- Jack’s Daughter Kim and Every Decision She Makes!!! – Kim (Elisha Cuthbert) is a disgusting character. She exists to pad out the plot as she makes dumb decision after dumb decision. Okay, that is not her only reason to be on the show. The other is to parade her around in low cut tops and have her bend over every opportunity she gets. She falls in love with her kidnapper, an obviously handsome troubled poor disadvantaged young man, seeing the good inside him, locked away behind his dreamy eyes, which leads to one of the worst periods of the season where she sits in his shanty of a home and tries to convince him that he needs to help her find her mom. “You are better than this” she repeats over and over and over again. It is exhausting to watch and almost had me giving up 15 episodes in, and yet it is not even close to the worst offense committed by 24 Season 1.
- Jack’s Wife Teri (Leslie Hope), and EVERYTHING ABOUT HER IN EVERY WAY!!! – If Kim is repulsive in her existence, Teri is a cancer. Thank god she dies because if she was in the following seasons, I don’t think I could have made it. She has extreme circumstances thrusted upon her, I realize. But the way she wanders the halls of CTU demanding everyone stop and pay attention to her is inexcusable. And the worst WORST WORST plot point of the season occurs when she faints and wakes up with no memory of who she is and what is going on. Amnesia is one of the laziest plot devices a writer can exercise. It is a soap opera plot device, and in a show that wants to be taken seriously, it has absolutely no place. Watching Teri flail around wondering who am I for what had to be 3 episodes only to then take a bump and have it all come back is telling that the writers had nothing for her and needed something to pad out the season.
In summary, 24 has some moments that make it near unwatchable, which is a real shame because when it is good, it is really good. Jack Bauer is a great character and David Palmer is pure awesome. But Sherry, Teri and Kim are so incredibly awful and occupy so much screen time that I would recommend against anyone going back and watching this show. The writing, for lack of a better word, is just dumb for about 70% of the season.

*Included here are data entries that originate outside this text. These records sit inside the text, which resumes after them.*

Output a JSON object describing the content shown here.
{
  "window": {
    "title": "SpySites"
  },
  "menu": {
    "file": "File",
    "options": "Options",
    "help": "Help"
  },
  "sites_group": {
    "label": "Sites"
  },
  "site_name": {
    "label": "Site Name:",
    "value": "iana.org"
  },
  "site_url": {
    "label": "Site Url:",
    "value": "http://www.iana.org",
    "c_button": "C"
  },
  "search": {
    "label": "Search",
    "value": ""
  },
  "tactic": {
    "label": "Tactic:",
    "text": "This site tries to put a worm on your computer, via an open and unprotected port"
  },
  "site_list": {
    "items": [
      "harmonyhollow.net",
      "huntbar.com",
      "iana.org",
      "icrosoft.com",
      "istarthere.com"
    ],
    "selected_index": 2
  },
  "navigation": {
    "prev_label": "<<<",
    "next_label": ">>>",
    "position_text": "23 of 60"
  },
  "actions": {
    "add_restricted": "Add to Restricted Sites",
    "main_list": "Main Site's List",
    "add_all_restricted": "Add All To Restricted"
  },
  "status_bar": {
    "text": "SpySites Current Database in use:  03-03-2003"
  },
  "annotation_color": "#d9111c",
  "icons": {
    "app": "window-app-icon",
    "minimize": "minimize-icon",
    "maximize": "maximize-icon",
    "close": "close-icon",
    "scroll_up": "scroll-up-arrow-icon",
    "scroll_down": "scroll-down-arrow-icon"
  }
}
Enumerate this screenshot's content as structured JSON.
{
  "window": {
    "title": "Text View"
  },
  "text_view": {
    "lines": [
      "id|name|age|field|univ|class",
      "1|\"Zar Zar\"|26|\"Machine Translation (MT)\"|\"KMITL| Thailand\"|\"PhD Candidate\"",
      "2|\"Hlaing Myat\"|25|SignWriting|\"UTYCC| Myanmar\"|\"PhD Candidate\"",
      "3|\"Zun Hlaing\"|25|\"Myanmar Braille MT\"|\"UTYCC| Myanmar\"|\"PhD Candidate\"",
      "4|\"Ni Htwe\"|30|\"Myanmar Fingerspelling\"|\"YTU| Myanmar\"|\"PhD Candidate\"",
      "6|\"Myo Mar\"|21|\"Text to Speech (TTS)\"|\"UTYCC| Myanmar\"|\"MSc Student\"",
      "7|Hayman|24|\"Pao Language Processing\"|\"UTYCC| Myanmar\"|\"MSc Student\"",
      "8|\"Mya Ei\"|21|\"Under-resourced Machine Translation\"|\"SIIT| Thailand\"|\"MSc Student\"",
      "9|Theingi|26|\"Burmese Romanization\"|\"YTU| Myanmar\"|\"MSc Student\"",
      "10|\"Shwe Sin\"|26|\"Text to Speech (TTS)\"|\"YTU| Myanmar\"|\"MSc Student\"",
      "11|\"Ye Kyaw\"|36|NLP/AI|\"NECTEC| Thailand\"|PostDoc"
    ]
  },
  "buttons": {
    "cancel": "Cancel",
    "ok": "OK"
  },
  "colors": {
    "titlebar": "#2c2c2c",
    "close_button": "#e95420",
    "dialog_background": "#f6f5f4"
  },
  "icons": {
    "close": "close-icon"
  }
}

Perhaps I am jaded because the writing in television has gotten significantly better since 2001. But when you watch a show like Showtime’s Homeland, where the threat of terrorism is treated with stoic sincerity and respect for its subject matter, it is hard to watch a show that is inundated with cliche and mal-serving plot devices.